Announcing yesterday’s package of puritanism, Simon Power-Lust signalled that he will be continuing the attack on small bottle-store owners begun by Helen Clark the very week bottle-store owner Navtej Singh was shot. One of the three big “improvements” delivered by his reforms, says Simon, is that it “gives communities a say in when and where liquor outlets can open.” The unspoken announcement being: “We’re going to make it damned hard to get a new license, or renew an existing one.”
This frankly just blames small-business owners for selling to wiling customers. It’s the same sort of finger-pointing in which several hundred people indulged in Manukau last week, marching on council buildings to complain about what other people are doing. One woman in the rally, who revealed to the interviewer that she had a god on her side (she didn’t reveal which one), complained that in Manukau there is now “a bottle store on every corner.” “That’s not what we want as a community,” she huffed.
Well, I beg to differ.
If there really were a bottle store on every corner (there are 350 bottle stores in Manukau, but many more corners) then that would in fact be a sign that this is precisely what “the community” does want—because the customers of those bottle stores, who come from “the community,” are the very people who are keeping all these bottle stores open, demonstrating as clearly as you can that this is precisely what “the community” does want.
So what the woman should have said was “this is not what I want.” “The community, c’est moi.” But why is her voice more important than any other?
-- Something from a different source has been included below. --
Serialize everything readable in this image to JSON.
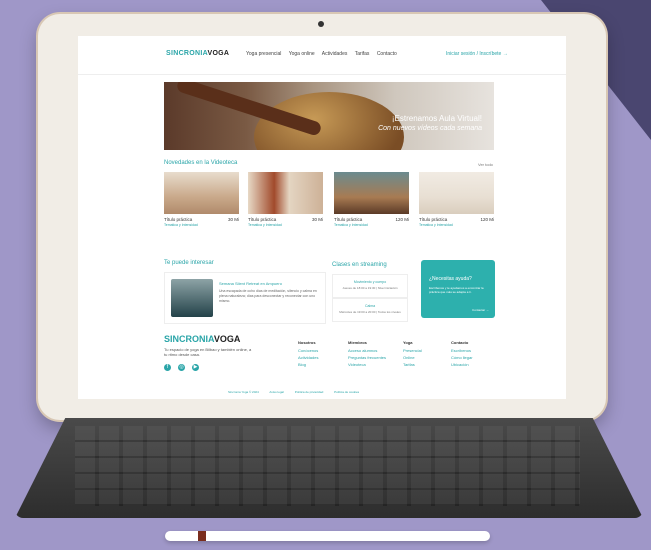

And why should her puritanism give her any power to to tell you and me when and where we can buy a bottle of wine?
Well, on that one you’ll have to ask Simple Simon. Because in “giving communities a say in when and where liquor outlets can open,” he is simply giving a say to busybodies like this one, and taking it away from the communities themselves. Because like that woman, Simple Simon is completely unaware that communities already are “having a say” in where and when outlets are open—having a say by voting with their wallet every time they make a purchase.
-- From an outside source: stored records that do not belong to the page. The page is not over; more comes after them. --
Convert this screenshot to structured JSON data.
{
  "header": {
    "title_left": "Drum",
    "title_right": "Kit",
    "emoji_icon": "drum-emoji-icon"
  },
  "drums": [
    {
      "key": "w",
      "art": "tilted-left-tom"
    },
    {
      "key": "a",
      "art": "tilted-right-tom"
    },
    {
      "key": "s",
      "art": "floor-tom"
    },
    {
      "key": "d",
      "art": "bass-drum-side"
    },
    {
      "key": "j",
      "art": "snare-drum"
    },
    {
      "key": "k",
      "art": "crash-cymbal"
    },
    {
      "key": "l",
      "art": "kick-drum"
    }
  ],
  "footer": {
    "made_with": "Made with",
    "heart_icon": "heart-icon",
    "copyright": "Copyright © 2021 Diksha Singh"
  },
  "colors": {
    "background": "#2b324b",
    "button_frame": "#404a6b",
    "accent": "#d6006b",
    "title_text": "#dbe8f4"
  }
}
They’re called customers, Simon. At the end of the day it’s not you or I or anyone else who decides whether or not a bottle store or any other store stays open. They do: their customers. And these customers are the community.
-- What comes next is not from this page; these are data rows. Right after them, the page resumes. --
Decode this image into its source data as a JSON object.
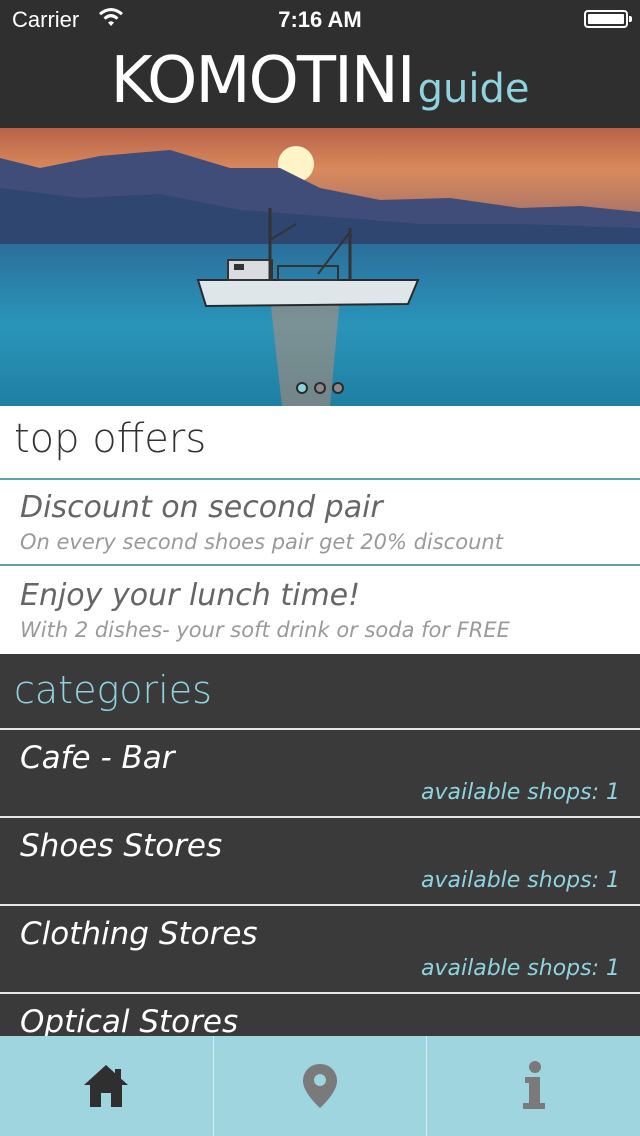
{
  "status_bar": {
    "carrier": "Carrier",
    "time": "7:16 AM"
  },
  "header": {
    "logo_main": "KOMOTINI",
    "logo_sub": "guide"
  },
  "hero": {
    "pages": 3,
    "active_page": 1
  },
  "top_offers": {
    "title": "top offers",
    "items": [
      {
        "title": "Discount on second pair",
        "description": "On every second shoes pair get 20% discount"
      },
      {
        "title": "Enjoy your lunch time!",
        "description": "With 2 dishes- your soft drink or soda for FREE"
      }
    ]
  },
  "categories": {
    "title": "categories",
    "items": [
      {
        "name": "Cafe - Bar",
        "count": "available shops: 1"
      },
      {
        "name": "Shoes Stores",
        "count": "available shops: 1"
      },
      {
        "name": "Clothing Stores",
        "count": "available shops: 1"
      },
      {
        "name": "Optical Stores",
        "count": ""
      }
    ]
  },
  "tabs": [
    {
      "icon": "home-icon"
    },
    {
      "icon": "map-pin-icon"
    },
    {
      "icon": "info-icon"
    }
  ],
  "colors": {
    "accent": "#8fd3df",
    "dark": "#3a3a3a",
    "tabbar": "#9ed5df"
  }
}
Perhaps you should listen to what they’re saying. Because shutting down these small businesses won’t limit demand for alcohol, it will simply change where it’s bought. And meanwhile, as Eric Crampton observes, there are a lot of immigrant families whose businesses are going to be destroyed.